I know what you’re saying — ‘when would you ever want to make an investing mistake?’. Well, the truth is some honest advice is more difficult to process and stick to in times of market peril.
It’s like that time you were in a bit of ‘drought’ and when you were just about to go for some boob grabbage on that hot chick at your dorm, you puked on her shirt and ruined the whole deal. Disaster.
Bankrate.com, a solid and objective personal finance/investing site, has got you covered on the investing advice, but nothing to report on ‘stealing 2nd base’ tips unfortunately. They put together a good list of 6 Deadly Investing Mistakes you can make in this market. Although none of them are literally ‘deadly’, it is a pretty badass-sounding title.
Of course, a lot of this might be common sense, but trying to explain anything stock market/investing related with ‘common sense’ has always been an uphill battle.
We’ve given Bankrate’s 6 Biggest Mistakes some thought:
1. Panicking over market fluctuations – Dude, chill out. Don’t go thinking this ‘recession’ is really the Depression. You won’t be living in Hooverville anytime soon. I assure you.
2. Reacting to daily economic reports – Erin Burnett, Liz Claman and the rest of the foxy business/biz babe ladies are the best thing since sliced bread, without argument. But everyday they’re just talking about the next big number to get you to tune in and overreact. Many people agree the best advice is to hang in there with a good company and let your money do the moving.
3. Turning off your buying during a downturn – Everyone is selling right now and although it might be tough to get your head in the game during all the fears and jitters, a little thing called ‘dollar cost averaging‘ can help you spend a fixed amount. This adds up to more shares in a downturn and less when prices are high.
4. Trying to time the market – It might not be fun or exciting to avoid, but trying to buy and sell stocks at their peaks and valleys is a tough game that many end up losing. Why not just pick something with sound fundamentals? If you’d reply, "Cuz chicks dig scars!". Then whatever, suit yourself, man. Don’t say I didn’t warn you.
5. Not maintaining an appropriate asset allocation – Asset allocation refers to how you divvy up your investments between stocks, bonds, cash, loans, etc. A big mistake you might fall into is trying to mix up your diversification amounts in times of a downturn. This goes back to the ‘overreacting to news’ point, but still, it holds steady for your fixed proportions as well.
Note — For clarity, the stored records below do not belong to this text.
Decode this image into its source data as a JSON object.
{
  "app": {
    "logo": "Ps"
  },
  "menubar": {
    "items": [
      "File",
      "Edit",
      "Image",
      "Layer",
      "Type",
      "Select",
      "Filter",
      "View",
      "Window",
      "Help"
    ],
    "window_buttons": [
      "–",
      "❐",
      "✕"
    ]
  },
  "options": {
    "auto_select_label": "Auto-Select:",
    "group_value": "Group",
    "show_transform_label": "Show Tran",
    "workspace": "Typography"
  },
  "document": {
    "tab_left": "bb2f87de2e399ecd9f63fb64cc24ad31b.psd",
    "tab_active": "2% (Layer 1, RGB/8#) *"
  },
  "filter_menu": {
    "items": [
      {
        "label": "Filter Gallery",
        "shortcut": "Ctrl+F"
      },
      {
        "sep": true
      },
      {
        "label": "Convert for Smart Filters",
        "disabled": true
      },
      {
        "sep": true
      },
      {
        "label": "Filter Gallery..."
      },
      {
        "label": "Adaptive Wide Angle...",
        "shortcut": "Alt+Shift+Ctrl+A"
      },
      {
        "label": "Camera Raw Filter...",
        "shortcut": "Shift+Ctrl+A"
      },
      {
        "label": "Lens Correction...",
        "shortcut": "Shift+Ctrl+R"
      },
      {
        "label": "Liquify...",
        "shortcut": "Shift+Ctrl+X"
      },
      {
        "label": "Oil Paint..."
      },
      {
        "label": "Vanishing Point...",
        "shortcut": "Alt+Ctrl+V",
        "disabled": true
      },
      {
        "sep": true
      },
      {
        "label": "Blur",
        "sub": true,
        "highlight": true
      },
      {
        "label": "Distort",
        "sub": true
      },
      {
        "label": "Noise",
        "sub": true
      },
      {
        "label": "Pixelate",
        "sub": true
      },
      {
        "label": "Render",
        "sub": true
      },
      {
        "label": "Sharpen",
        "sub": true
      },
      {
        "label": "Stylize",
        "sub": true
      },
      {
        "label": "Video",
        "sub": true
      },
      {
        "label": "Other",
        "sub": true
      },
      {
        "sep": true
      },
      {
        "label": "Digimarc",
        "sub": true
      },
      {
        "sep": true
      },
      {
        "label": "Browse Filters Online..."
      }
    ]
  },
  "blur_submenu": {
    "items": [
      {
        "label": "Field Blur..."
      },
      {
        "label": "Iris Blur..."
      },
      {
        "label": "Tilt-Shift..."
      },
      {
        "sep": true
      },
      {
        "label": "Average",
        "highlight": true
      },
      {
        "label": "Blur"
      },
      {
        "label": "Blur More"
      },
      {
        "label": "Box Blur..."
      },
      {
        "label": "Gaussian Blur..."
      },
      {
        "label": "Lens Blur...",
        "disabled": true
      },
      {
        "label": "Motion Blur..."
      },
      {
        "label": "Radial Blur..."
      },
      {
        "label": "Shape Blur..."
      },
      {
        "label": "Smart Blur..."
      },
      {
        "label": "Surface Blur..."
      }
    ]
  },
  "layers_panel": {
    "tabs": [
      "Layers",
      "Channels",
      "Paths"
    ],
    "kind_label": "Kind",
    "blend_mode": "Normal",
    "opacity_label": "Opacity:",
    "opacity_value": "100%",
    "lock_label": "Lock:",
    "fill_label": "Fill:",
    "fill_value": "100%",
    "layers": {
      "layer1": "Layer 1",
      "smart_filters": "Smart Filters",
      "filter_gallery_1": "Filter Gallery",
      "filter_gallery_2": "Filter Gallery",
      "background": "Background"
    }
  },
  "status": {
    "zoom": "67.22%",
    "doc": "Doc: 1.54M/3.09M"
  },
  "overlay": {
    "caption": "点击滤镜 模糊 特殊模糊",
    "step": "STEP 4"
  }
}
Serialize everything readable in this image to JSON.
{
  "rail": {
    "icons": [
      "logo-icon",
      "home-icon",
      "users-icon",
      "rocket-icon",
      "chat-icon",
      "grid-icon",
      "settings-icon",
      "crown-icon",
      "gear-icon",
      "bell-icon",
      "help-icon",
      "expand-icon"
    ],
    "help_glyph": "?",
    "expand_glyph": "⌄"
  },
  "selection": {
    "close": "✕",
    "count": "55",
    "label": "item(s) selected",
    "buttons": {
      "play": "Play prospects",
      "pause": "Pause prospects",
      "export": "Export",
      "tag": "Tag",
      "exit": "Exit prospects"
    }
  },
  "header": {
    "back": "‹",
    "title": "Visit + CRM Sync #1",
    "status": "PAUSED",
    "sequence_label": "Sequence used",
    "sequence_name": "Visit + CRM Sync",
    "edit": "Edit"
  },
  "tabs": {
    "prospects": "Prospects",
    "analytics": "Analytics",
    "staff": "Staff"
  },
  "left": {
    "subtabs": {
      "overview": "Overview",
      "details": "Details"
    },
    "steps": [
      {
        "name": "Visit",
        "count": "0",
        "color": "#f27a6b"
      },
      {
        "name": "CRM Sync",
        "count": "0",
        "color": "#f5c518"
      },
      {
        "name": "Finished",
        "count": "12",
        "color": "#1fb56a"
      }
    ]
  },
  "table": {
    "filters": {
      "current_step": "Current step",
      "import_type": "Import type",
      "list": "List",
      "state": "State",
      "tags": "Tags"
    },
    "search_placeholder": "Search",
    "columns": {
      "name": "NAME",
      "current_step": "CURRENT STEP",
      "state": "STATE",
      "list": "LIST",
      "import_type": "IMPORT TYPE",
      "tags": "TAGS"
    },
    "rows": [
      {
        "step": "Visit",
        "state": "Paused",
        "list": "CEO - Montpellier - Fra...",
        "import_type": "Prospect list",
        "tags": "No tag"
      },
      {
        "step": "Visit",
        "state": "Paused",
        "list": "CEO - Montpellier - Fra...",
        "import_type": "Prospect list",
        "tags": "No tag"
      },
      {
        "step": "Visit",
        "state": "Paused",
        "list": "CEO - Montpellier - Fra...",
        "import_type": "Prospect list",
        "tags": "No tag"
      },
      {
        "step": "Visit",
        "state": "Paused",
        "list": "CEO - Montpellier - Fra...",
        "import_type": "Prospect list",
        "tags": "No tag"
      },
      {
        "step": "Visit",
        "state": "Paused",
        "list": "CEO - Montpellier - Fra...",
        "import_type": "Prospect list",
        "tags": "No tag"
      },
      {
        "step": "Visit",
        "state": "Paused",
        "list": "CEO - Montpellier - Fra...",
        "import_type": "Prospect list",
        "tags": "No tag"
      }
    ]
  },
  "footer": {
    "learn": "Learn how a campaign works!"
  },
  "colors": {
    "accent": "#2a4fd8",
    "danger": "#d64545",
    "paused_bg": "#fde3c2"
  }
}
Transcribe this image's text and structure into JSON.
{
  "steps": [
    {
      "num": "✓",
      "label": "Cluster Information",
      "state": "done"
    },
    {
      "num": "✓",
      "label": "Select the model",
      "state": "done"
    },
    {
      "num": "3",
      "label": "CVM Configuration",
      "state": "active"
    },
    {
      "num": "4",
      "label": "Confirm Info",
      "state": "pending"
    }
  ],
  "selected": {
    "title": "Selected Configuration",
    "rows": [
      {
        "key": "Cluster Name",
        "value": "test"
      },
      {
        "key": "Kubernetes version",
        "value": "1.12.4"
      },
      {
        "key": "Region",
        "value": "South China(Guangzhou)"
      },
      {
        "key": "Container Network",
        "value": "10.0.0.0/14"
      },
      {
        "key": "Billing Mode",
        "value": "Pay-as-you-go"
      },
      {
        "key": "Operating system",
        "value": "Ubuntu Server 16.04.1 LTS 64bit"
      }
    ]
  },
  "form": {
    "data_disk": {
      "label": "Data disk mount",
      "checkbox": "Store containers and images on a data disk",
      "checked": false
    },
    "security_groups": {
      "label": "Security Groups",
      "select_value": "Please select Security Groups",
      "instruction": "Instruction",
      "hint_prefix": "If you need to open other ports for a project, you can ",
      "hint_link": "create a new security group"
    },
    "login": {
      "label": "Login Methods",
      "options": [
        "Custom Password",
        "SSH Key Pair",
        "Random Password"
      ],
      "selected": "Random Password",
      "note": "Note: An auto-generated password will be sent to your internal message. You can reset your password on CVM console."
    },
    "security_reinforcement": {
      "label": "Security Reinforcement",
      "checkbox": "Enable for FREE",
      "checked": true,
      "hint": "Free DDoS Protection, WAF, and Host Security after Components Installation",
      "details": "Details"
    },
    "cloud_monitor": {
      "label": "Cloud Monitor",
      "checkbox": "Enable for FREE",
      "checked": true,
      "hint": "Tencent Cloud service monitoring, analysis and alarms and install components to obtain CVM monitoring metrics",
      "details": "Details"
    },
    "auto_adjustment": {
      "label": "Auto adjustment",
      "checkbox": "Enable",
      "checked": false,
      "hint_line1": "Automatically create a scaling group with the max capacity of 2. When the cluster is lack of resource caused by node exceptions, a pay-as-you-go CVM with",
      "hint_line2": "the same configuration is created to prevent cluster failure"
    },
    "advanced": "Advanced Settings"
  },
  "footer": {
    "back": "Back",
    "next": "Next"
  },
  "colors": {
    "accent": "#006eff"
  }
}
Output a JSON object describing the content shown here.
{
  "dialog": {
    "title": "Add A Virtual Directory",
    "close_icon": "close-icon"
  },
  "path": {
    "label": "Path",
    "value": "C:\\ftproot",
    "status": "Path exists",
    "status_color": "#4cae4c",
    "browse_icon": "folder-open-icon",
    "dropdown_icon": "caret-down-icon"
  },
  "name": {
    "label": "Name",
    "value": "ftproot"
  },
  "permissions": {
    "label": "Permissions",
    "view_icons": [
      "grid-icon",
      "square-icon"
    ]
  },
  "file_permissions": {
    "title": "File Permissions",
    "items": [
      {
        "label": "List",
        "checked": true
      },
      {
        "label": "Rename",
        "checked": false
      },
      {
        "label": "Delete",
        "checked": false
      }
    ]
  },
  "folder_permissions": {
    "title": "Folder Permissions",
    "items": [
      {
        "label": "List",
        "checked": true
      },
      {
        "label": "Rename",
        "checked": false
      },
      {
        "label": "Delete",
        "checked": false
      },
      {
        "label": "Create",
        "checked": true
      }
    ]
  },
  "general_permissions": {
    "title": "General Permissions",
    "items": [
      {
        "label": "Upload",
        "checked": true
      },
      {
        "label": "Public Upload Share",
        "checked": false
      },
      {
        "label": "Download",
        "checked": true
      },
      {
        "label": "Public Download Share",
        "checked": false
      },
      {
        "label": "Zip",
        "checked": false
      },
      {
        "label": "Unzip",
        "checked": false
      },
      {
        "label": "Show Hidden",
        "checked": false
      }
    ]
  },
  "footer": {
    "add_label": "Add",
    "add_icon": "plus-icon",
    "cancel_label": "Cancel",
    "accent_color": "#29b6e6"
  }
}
Weigh in with any other pitfalls you’ve learned to avoid throughout your investing career.